(Stored dataset items)

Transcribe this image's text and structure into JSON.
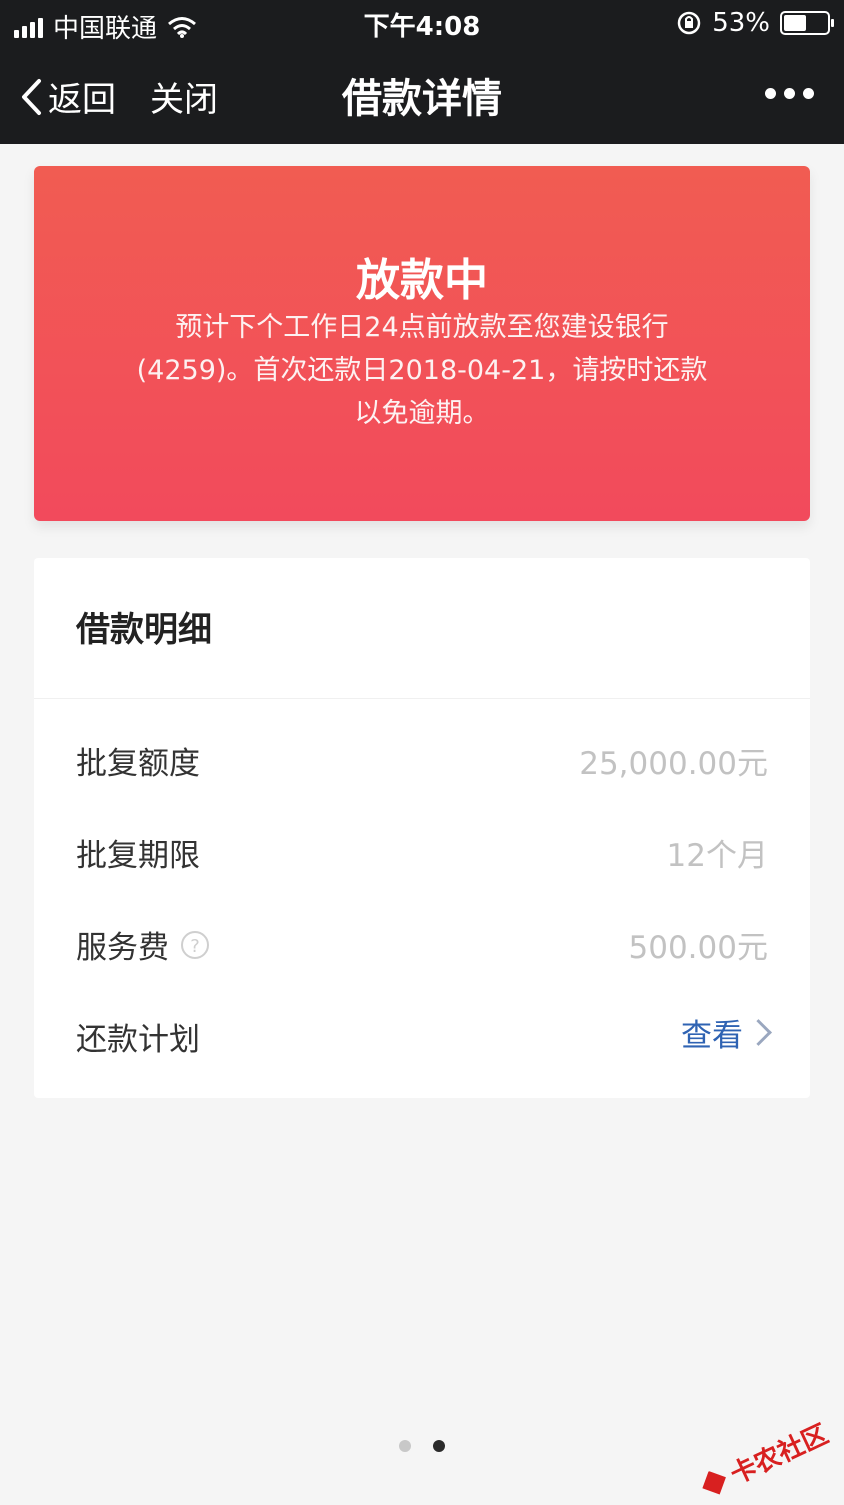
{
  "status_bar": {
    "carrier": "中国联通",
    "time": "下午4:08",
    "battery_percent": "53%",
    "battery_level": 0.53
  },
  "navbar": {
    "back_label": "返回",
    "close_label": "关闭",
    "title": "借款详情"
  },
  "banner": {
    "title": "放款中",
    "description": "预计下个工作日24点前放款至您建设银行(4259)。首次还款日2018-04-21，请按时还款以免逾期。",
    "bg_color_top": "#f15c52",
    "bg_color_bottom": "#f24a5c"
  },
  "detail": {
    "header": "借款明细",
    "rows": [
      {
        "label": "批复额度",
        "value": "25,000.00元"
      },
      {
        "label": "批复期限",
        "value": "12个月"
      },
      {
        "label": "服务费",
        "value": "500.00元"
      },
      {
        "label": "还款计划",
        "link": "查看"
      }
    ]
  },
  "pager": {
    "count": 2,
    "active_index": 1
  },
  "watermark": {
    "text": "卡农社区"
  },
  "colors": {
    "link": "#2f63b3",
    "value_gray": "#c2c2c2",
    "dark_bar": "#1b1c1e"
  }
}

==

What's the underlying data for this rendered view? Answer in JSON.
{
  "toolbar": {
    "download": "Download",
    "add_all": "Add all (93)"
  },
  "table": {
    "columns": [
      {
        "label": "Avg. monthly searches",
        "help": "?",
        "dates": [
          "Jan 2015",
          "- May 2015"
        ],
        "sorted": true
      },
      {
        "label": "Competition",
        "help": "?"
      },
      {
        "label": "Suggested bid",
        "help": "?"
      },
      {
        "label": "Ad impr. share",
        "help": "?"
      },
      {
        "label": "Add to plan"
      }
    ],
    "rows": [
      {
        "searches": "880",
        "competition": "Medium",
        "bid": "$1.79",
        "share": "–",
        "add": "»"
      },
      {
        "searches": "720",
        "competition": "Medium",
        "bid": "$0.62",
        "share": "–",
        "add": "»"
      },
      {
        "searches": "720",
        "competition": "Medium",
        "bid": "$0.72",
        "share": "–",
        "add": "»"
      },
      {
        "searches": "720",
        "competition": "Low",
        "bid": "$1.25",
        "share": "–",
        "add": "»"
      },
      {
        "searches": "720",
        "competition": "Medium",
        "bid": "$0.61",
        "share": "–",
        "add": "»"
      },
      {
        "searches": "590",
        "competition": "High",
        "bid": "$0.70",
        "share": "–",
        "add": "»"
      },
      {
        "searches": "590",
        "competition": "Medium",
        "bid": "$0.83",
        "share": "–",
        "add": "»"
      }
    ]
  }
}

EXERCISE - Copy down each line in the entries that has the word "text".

OUTPUT FOR THIS EXERCISE -
Transcribe this image's text and structure into JSON.
    "text": "卡农社区"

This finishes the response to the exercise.